Revellers erupted in cheers amid a confetti-filled celebration in New York's Times Square to welcome in the new year, part of a series of star-studded parties and glittering fireworks displays around the world to usher in 2012.
From New Zealand to New York, the world eagerly welcomed a new year and hoped for a better future, saying goodbye to a year of hurricanes, tsunamis and economic turmoil that many would rather forget.
In New York, hundreds of thousands gathered on Times Square to witness a crystal ball with more than 30,000 lights -- and decorated with 3,000 Waterford Crystal triangles -- descend at midnight. Lady Gaga and Mayor Michael Bloomberg led the crowd in the final-minute countdown.
Revellers in Australia, Asia, Europe and the South Pacific island nation of Samoa, which jumped across the international dateline to be first to celebrate, welcomed 2012 with pyrotechnic displays.

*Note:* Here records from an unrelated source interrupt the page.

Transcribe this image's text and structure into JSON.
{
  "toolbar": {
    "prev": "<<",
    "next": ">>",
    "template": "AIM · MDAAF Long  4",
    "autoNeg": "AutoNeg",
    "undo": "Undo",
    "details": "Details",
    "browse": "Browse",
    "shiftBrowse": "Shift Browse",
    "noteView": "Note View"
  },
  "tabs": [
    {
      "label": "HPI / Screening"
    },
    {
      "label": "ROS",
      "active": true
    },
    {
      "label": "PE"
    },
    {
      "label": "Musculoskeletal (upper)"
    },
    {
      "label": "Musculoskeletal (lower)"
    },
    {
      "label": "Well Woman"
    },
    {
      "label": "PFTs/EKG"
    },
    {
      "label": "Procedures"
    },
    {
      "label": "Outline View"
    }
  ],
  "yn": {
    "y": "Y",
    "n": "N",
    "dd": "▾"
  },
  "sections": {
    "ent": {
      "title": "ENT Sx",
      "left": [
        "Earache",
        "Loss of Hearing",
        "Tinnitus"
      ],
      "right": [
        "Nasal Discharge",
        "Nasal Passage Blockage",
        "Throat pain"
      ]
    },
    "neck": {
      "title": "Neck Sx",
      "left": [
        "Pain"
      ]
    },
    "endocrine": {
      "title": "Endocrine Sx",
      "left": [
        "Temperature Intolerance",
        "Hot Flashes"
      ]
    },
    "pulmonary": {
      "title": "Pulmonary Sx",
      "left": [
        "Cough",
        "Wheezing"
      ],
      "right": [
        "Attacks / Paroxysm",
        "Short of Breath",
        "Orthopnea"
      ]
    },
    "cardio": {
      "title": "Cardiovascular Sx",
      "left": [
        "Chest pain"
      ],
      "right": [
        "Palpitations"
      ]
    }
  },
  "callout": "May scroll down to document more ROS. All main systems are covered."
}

Fireworks soared and sparked over Moscow's Red Square, crowds on Paris's Champs-Elysees boulevard popped champagne corks at midnight.
But many approached the new year with more relief than joy, as people battered by weather disasters, joblessness and economic uncertainty hoped the stroke of midnight would change their fortunes.

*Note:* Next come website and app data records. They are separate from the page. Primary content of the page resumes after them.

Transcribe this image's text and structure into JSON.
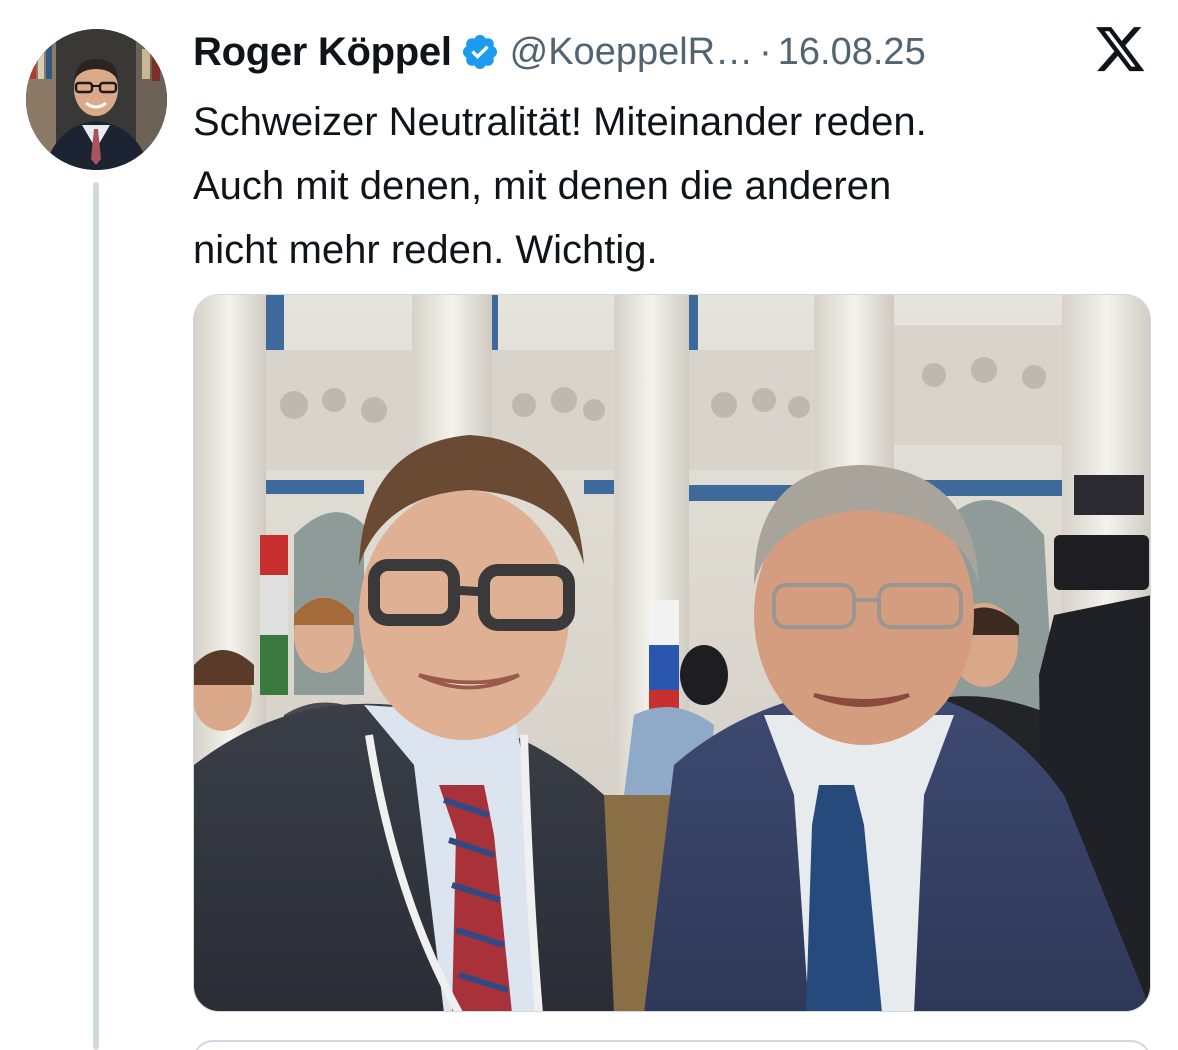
{
  "tweet": {
    "display_name": "Roger Köppel",
    "handle": "@KoeppelR…",
    "separator": "·",
    "date": "16.08.25",
    "text_lines": [
      "Schweizer Neutralität! Miteinander reden.",
      "Auch mit denen, mit denen die anderen",
      "nicht mehr reden. Wichtig."
    ]
  },
  "icons": {
    "avatar": "profile-photo",
    "verified": "verified-badge-icon",
    "platform": "x-logo-icon"
  },
  "colors": {
    "text": "#0f1419",
    "secondary_text": "#536471",
    "verified_blue": "#1d9bf0",
    "border": "#cfd9de"
  }
}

The first worldwide celebrations started in the island nation of Samoa, which hopped across the international date line at midnight last Thursday, skipping Friday and moving instantly to Saturday.
Samoa and the neighbouring nation of Tokelau lie near the dateline that zigzags vertically through the Pacific Ocean; both sets of islands decided to realign themselves this year from the Americas side of the line to the Asia side to be more in tune with key trading partners.

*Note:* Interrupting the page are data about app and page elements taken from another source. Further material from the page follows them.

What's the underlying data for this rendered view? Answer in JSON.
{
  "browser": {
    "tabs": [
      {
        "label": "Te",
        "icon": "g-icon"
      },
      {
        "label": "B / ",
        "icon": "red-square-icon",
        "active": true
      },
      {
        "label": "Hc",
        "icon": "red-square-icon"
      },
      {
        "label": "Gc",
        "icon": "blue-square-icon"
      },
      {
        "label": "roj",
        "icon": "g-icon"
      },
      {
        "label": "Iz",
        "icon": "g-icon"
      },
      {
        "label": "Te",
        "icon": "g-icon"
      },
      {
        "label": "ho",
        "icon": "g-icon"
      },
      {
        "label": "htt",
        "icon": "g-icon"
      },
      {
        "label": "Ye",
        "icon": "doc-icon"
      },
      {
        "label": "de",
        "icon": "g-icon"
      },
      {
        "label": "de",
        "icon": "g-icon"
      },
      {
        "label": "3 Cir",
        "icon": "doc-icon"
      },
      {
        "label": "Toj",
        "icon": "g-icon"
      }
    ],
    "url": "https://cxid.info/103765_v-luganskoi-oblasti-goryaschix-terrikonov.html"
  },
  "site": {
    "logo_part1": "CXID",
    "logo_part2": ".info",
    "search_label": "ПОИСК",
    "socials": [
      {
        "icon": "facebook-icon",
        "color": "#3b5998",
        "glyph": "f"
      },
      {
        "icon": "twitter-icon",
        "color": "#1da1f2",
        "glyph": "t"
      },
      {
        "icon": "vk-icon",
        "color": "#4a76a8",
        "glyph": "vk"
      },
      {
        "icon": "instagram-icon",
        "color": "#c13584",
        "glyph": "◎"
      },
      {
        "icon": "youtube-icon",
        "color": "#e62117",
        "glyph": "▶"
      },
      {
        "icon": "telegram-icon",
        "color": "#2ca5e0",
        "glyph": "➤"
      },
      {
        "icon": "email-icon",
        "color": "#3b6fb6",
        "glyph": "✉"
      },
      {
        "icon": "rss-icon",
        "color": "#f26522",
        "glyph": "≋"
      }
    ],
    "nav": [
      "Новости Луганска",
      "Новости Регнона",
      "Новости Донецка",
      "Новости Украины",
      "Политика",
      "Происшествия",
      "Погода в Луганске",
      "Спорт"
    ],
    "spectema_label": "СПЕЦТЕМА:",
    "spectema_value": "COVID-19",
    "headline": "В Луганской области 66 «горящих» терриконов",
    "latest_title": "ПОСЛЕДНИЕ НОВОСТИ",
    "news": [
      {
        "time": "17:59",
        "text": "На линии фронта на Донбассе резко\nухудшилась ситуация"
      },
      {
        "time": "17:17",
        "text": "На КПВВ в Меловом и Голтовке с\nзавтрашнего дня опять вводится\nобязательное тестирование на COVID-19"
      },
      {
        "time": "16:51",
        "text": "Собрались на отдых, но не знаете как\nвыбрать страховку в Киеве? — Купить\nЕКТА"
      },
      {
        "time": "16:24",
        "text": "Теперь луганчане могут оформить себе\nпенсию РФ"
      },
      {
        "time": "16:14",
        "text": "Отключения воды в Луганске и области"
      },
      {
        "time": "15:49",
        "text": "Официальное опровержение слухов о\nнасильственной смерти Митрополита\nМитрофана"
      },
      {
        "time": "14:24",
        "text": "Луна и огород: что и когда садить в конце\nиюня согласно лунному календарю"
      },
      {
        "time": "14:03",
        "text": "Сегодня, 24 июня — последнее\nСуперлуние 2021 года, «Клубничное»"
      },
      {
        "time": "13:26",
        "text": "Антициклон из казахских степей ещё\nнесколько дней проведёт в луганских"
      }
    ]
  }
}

In Sydney, more than 1.5 million people watched the shimmering pyrotechnic display designed around the theme 'Time to Dream'. In London, some 250,000 people gathered to listen to Big Ben chime at the stroke of midnight.
In Brazil, heavy rains did not halt parties as upward of two million people gathered on Copacabana beach in Rio de Janeiro and nearly as many on a main avenue in Sao Paulo.